<<<<
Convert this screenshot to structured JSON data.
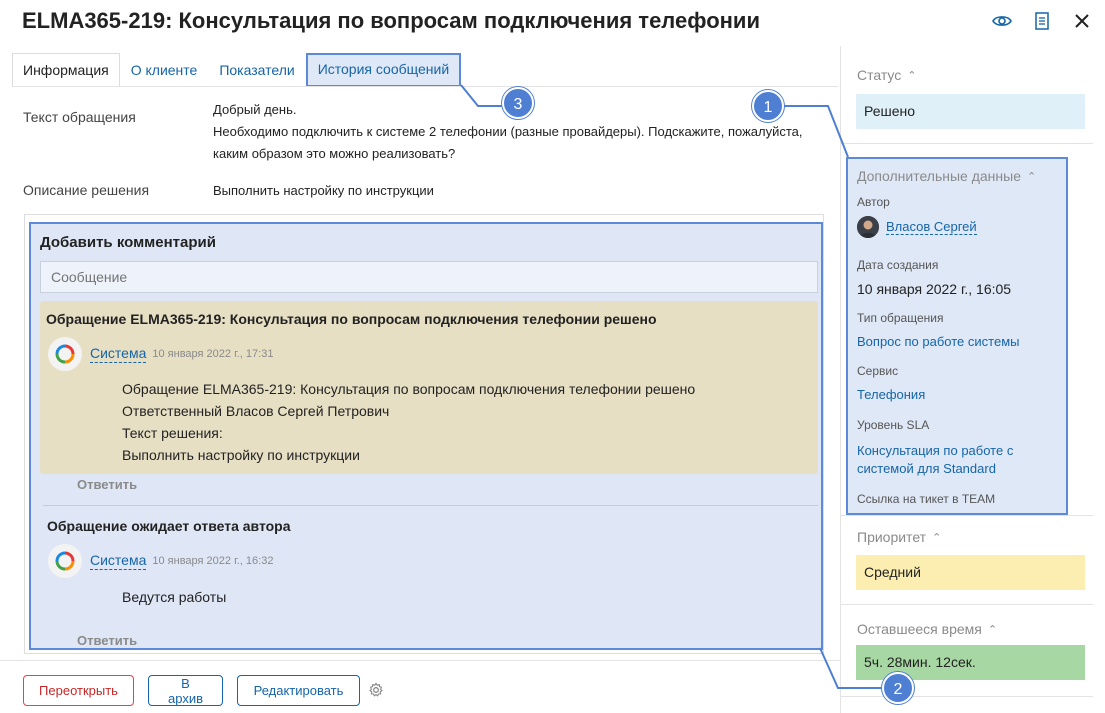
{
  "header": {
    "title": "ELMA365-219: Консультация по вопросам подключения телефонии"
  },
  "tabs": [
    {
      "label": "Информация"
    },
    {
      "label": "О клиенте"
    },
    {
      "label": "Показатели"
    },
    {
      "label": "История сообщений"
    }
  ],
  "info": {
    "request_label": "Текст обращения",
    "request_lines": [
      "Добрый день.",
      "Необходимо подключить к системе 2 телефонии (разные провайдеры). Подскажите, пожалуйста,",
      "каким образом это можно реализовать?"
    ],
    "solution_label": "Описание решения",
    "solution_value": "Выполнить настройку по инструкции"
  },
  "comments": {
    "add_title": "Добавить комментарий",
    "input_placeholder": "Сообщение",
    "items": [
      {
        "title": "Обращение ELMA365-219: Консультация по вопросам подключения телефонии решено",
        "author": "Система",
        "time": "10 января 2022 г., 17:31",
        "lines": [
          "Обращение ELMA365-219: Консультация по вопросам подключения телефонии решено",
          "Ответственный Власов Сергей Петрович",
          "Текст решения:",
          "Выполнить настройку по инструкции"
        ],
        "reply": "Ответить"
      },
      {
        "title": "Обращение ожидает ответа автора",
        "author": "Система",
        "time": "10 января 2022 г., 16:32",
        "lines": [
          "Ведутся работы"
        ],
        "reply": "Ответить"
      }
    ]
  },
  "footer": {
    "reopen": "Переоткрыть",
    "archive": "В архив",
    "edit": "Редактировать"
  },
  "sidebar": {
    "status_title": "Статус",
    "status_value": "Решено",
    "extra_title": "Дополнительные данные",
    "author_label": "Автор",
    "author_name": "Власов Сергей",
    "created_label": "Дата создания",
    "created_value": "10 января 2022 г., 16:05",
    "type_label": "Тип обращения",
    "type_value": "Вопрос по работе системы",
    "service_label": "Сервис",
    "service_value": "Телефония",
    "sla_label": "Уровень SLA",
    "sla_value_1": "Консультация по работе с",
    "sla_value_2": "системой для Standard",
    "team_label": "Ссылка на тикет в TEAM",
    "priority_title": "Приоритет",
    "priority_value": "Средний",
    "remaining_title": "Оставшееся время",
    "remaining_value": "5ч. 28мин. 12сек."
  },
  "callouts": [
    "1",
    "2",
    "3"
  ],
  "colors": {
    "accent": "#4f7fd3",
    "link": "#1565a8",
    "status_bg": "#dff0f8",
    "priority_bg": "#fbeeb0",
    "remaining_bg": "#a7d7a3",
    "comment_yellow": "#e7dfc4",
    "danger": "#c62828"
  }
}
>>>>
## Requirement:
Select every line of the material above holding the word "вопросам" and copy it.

## Result of the exercise:
    "title": "ELMA365-219: Консультация по вопросам подключения телефонии"
        "title": "Обращение ELMA365-219: Консультация по вопросам подключения телефонии решено",
          "Обращение ELMA365-219: Консультация по вопросам подключения телефонии решено",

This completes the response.